*Task directions:* Within these records, how many lines hold "from"? Give the number alone.

*Recorded data:*
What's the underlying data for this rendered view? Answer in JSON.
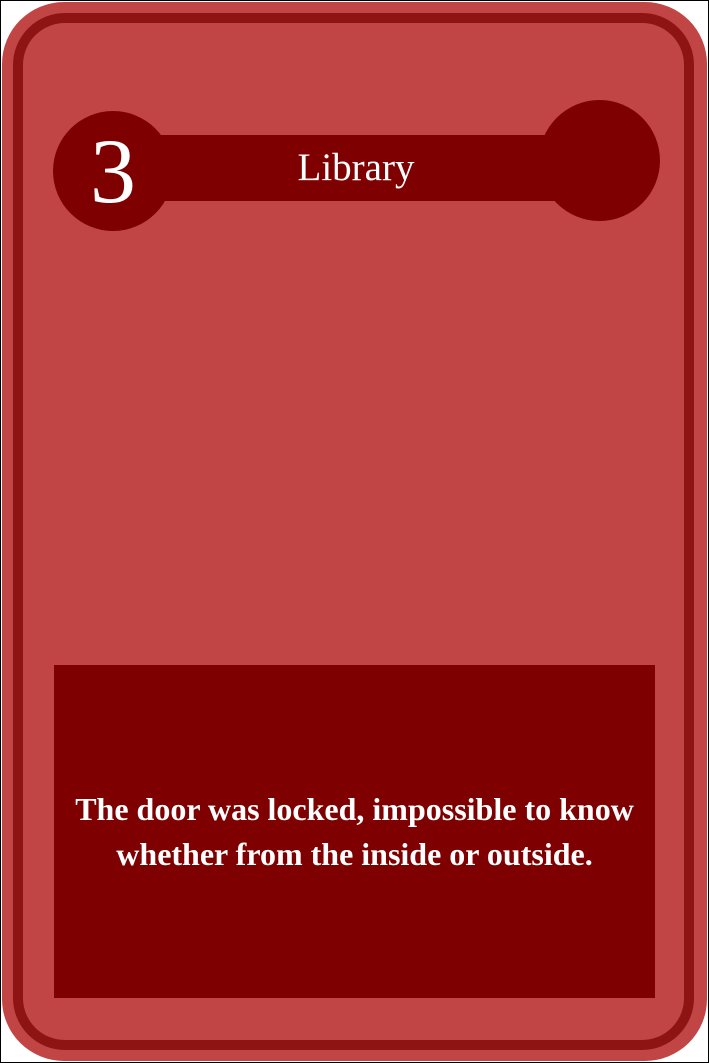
{
  "card": {
    "number": "3",
    "title": "Library",
    "text": "The door was locked, impossible to know whether from the inside or outside."
  },
  "colors": {
    "card_background": "#c24545",
    "frame": "#8e1414",
    "panel": "#7e0000",
    "text": "#ffffff"
  }
}
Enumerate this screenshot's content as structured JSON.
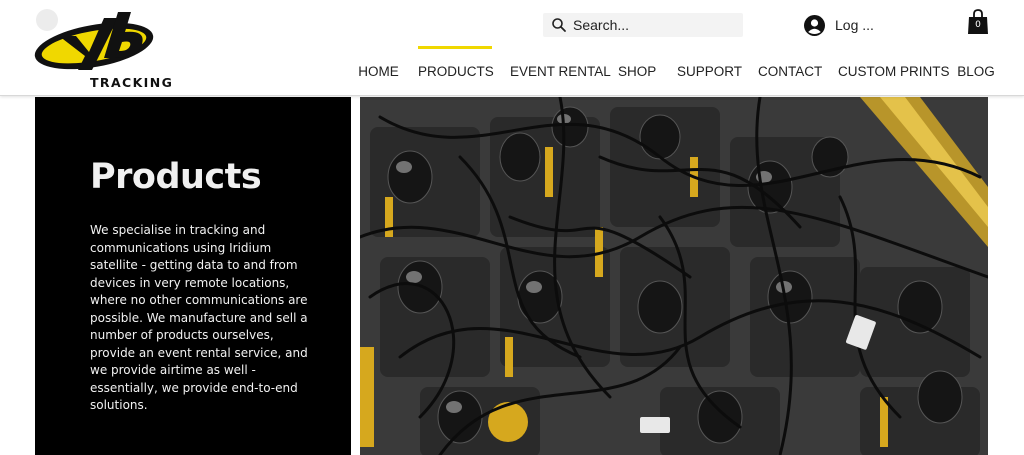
{
  "brand": {
    "logo_text": "TRACKING",
    "yellow": "#f0d800",
    "black": "#111111"
  },
  "header": {
    "search": {
      "placeholder": "Search..."
    },
    "login_label": "Log ...",
    "cart_count": "0"
  },
  "nav": {
    "items": [
      {
        "label": "HOME",
        "active": false
      },
      {
        "label": "PRODUCTS",
        "active": true
      },
      {
        "label": "EVENT RENTAL",
        "active": false
      },
      {
        "label": "SHOP",
        "active": false
      },
      {
        "label": "SUPPORT",
        "active": false
      },
      {
        "label": "CONTACT",
        "active": false
      },
      {
        "label": "CUSTOM PRINTS",
        "active": false
      },
      {
        "label": "BLOG",
        "active": false
      }
    ]
  },
  "hero": {
    "title": "Products",
    "intro": "We specialise in tracking and communications using Iridium satellite - getting data to and from devices in very remote locations, where no other communications are possible. We manufacture and sell a number of products ourselves, provide an event rental service, and we provide airtime as well - essentially, we provide end-to-end solutions."
  },
  "icons": {
    "search": "search-icon",
    "account": "user-avatar-icon",
    "cart": "shopping-bag-icon"
  }
}
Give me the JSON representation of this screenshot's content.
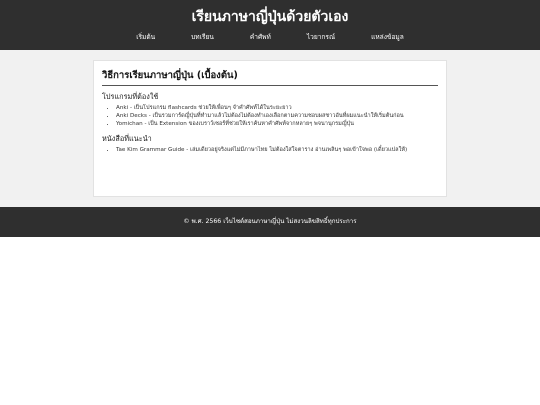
{
  "header": {
    "title": "เรียนภาษาญี่ปุ่นด้วยตัวเอง",
    "nav": [
      "เริ่มต้น",
      "บทเรียน",
      "คำศัพท์",
      "ไวยากรณ์",
      "แหล่งข้อมูล"
    ]
  },
  "article": {
    "title": "วิธีการเรียนภาษาญี่ปุ่น (เบื้องต้น)",
    "section1": {
      "heading": "โปรแกรมที่ต้องใช้",
      "items": [
        "Anki - เป็นโปรแกรม flashcards ช่วยให้เพื่อนๆ จำคำศัพท์ได้ในระยะยาว",
        "Anki Decks - เป็นรวมการ์ดญี่ปุ่นที่ทำมาแล้วไม่ต้องไม่ต้องทำเองเลือกตามความชอบผสชาวอันที่ผมแนะนำให้เริ่มต้นก่อน",
        "Yomichan - เป็น Extension ของเบราว์เซอร์ที่ช่วยให้เราค้นหาคำศัพท์จากหลายๆ พจนานุกรมญี่ปุ่น"
      ]
    },
    "section2": {
      "heading": "หนังสือที่แนะนำ",
      "items": [
        "Tae Kim Grammar Guide - เล่มเดียวอยู่จริงแต่ไม่มีภาษาไทย ไม่ต้องใส่ใจตาราง อ่านเพลินๆ พอเข้าใจพอ (เดี๋ยวแปลให้)"
      ]
    }
  },
  "footer": {
    "text": "© พ.ศ. 2566 เว็บไซต์สอนภาษาญี่ปุ่น ไม่สงวนลิขสิทธิ์ทุกประการ"
  }
}
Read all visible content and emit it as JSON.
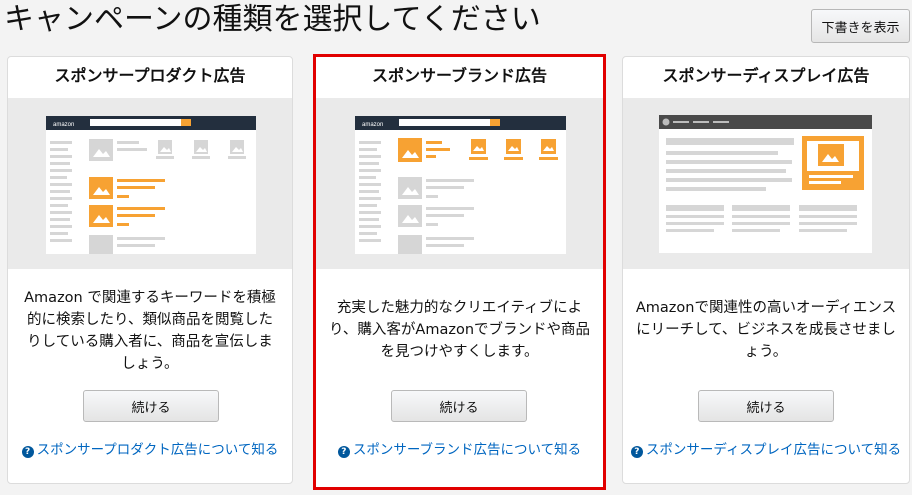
{
  "page": {
    "title": "キャンペーンの種類を選択してください",
    "draft_button": "下書きを表示"
  },
  "cards": [
    {
      "title": "スポンサープロダクト広告",
      "description": "Amazon で関連するキーワードを積極的に検索したり、類似商品を閲覧したりしている購入者に、商品を宣伝しましょう。",
      "button": "続ける",
      "learn_more": "スポンサープロダクト広告について知る",
      "preview_logo": "amazon"
    },
    {
      "title": "スポンサーブランド広告",
      "description": "充実した魅力的なクリエイティブにより、購入客がAmazonでブランドや商品を見つけやすくします。",
      "button": "続ける",
      "learn_more": "スポンサーブランド広告について知る",
      "preview_logo": "amazon",
      "selected": true
    },
    {
      "title": "スポンサーディスプレイ広告",
      "description": "Amazonで関連性の高いオーディエンスにリーチして、ビジネスを成長させましょう。",
      "button": "続ける",
      "learn_more": "スポンサーディスプレイ広告について知る"
    }
  ],
  "colors": {
    "accent_orange": "#f7a233",
    "selected_border": "#e10000",
    "link_blue": "#0066c0",
    "header_dark": "#232f3e"
  },
  "icons": {
    "help": "help-circle-icon",
    "image_placeholder": "image-icon",
    "search": "search-icon"
  }
}
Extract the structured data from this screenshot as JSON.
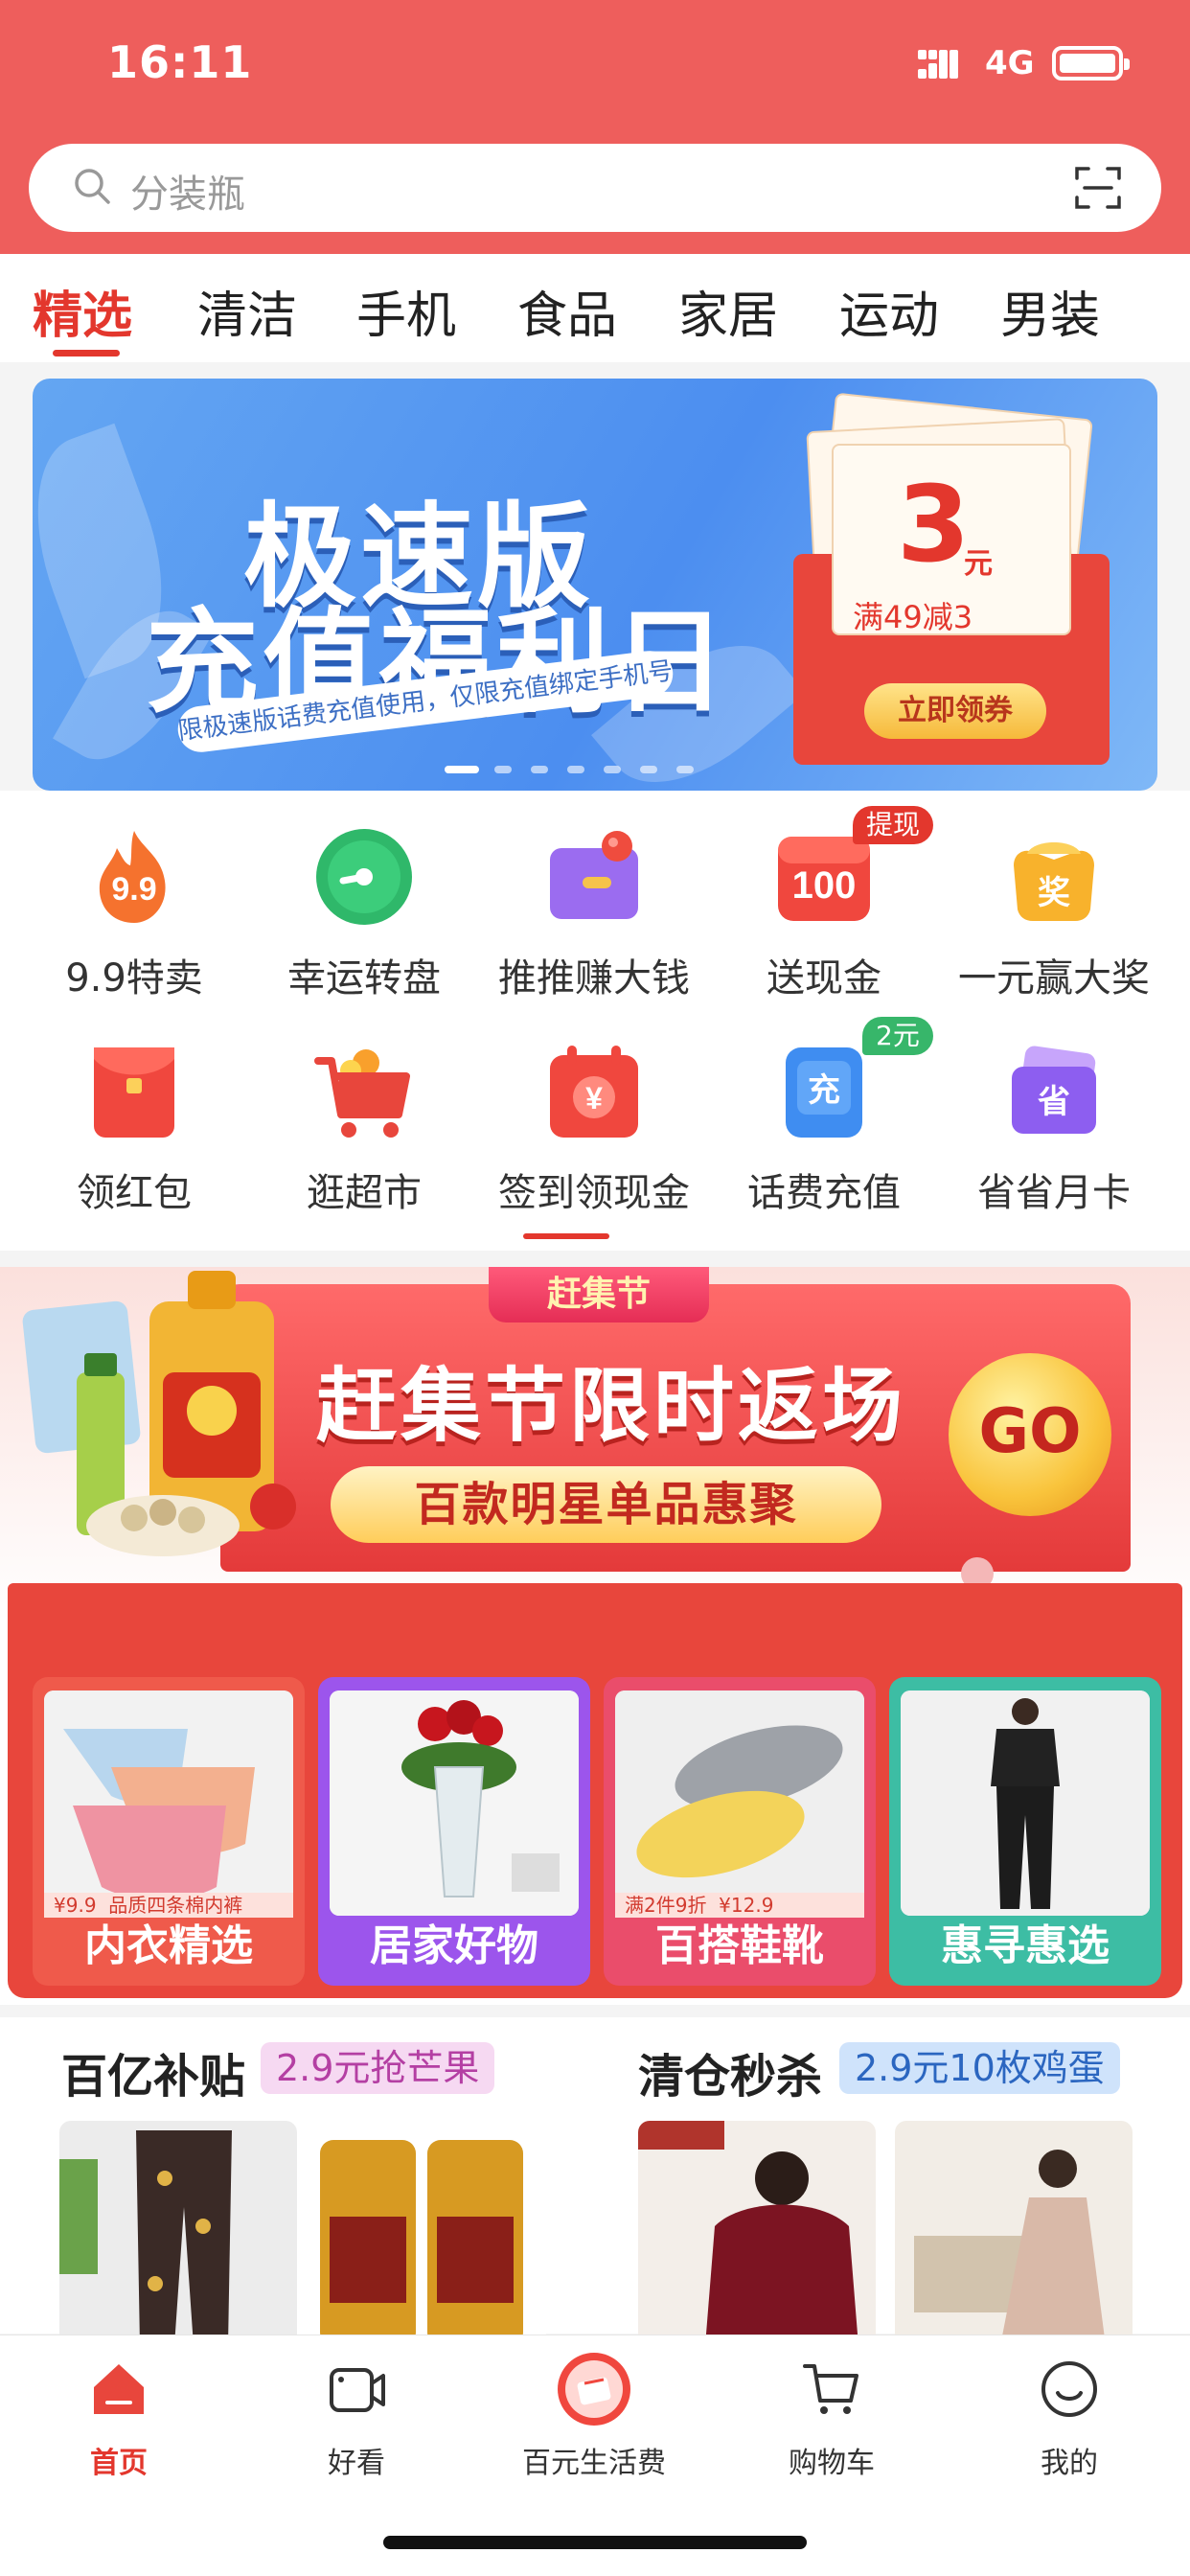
{
  "status": {
    "time": "16:11",
    "network": "4G"
  },
  "search": {
    "placeholder": "分装瓶"
  },
  "tabs": [
    "精选",
    "清洁",
    "手机",
    "食品",
    "家居",
    "运动",
    "男装"
  ],
  "banner": {
    "line1": "极速版",
    "line2": "充值福利日",
    "sub": "限极速版话费充值使用，仅限充值绑定手机号",
    "amount": "3",
    "unit": "元",
    "condition": "满49减3",
    "claim": "立即领券"
  },
  "grid": [
    {
      "label": "9.9特卖",
      "icon": "fire-99-icon",
      "text": "9.9"
    },
    {
      "label": "幸运转盘",
      "icon": "wheel-icon"
    },
    {
      "label": "推推赚大钱",
      "icon": "wallet-icon"
    },
    {
      "label": "送现金",
      "icon": "cash-100-icon",
      "text": "100",
      "badge": "提现"
    },
    {
      "label": "一元赢大奖",
      "icon": "prize-icon",
      "text": "奖"
    },
    {
      "label": "领红包",
      "icon": "red-envelope-icon"
    },
    {
      "label": "逛超市",
      "icon": "cart-icon"
    },
    {
      "label": "签到领现金",
      "icon": "checkin-icon",
      "text": "¥"
    },
    {
      "label": "话费充值",
      "icon": "phone-recharge-icon",
      "text": "充",
      "badge": "2元"
    },
    {
      "label": "省省月卡",
      "icon": "card-icon",
      "text": "省"
    }
  ],
  "promo": {
    "ribbon": "赶集节",
    "title": "赶集节限时返场",
    "subtitle": "百款明星单品惠聚",
    "go": "GO",
    "cards": [
      {
        "name": "内衣精选",
        "price": "9.9",
        "desc": "品质四条棉内裤"
      },
      {
        "name": "居家好物"
      },
      {
        "name": "百搭鞋靴",
        "price": "12.9",
        "desc": "满2件9折"
      },
      {
        "name": "惠寻惠选"
      }
    ]
  },
  "deals": {
    "left_title": "百亿补贴",
    "left_tag": "2.9元抢芒果",
    "right_title": "清仓秒杀",
    "right_tag": "2.9元10枚鸡蛋"
  },
  "tabbar": [
    {
      "label": "首页",
      "icon": "home-icon"
    },
    {
      "label": "好看",
      "icon": "video-icon"
    },
    {
      "label": "百元生活费",
      "icon": "gift-icon"
    },
    {
      "label": "购物车",
      "icon": "cart-icon"
    },
    {
      "label": "我的",
      "icon": "profile-icon"
    }
  ],
  "colors": {
    "brand": "#ee5e5c",
    "accent": "#e3372d"
  }
}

*Response:* 3